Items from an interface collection
════════
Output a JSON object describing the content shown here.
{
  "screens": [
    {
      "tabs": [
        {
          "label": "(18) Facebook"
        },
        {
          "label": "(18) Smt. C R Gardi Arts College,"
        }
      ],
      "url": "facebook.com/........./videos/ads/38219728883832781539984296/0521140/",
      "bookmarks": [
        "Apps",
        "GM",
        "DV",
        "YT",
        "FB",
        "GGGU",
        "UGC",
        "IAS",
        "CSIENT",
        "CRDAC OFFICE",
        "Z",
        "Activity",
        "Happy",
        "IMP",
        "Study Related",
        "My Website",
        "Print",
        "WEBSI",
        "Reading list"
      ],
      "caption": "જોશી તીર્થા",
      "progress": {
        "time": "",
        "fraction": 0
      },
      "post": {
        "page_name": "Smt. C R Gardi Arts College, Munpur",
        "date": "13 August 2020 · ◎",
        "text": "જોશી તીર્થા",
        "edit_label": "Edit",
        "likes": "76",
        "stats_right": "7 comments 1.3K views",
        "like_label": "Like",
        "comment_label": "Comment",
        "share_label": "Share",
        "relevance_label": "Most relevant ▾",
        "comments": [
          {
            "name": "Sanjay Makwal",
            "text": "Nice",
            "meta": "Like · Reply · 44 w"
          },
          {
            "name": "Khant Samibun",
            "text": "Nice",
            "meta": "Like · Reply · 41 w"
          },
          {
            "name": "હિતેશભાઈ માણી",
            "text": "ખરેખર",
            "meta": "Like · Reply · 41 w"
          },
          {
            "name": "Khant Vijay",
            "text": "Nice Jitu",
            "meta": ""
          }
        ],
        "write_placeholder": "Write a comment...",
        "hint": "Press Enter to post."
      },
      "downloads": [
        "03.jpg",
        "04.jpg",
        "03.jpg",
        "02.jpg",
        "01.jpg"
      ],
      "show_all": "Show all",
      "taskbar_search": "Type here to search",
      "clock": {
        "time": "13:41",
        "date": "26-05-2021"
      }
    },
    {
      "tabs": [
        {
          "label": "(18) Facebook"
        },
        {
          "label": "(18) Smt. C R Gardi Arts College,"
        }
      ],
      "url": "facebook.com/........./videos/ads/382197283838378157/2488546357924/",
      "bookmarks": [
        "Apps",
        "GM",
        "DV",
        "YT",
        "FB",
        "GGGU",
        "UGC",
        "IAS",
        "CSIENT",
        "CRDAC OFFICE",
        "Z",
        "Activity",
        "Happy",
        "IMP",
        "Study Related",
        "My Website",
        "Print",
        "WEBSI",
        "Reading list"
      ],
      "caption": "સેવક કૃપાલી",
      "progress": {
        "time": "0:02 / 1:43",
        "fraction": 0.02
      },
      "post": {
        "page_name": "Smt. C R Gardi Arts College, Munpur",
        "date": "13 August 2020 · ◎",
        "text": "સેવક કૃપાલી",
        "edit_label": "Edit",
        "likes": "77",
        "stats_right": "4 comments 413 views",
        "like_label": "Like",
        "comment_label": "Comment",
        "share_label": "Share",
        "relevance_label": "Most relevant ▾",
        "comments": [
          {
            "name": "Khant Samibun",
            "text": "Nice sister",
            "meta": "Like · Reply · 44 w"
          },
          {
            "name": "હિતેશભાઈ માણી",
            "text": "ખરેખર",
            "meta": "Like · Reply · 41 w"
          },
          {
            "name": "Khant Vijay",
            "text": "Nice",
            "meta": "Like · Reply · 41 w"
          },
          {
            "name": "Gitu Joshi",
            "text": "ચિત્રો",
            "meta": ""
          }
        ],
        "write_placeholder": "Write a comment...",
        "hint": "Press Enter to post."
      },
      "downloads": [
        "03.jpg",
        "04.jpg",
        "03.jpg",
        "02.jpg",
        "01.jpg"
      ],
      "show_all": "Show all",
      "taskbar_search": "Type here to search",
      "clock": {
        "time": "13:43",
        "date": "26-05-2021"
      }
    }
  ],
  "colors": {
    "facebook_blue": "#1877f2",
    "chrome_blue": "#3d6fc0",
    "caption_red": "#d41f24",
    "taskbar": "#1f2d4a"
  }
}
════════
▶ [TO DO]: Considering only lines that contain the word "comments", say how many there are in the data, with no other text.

▶ [ANSWER BOX]: 4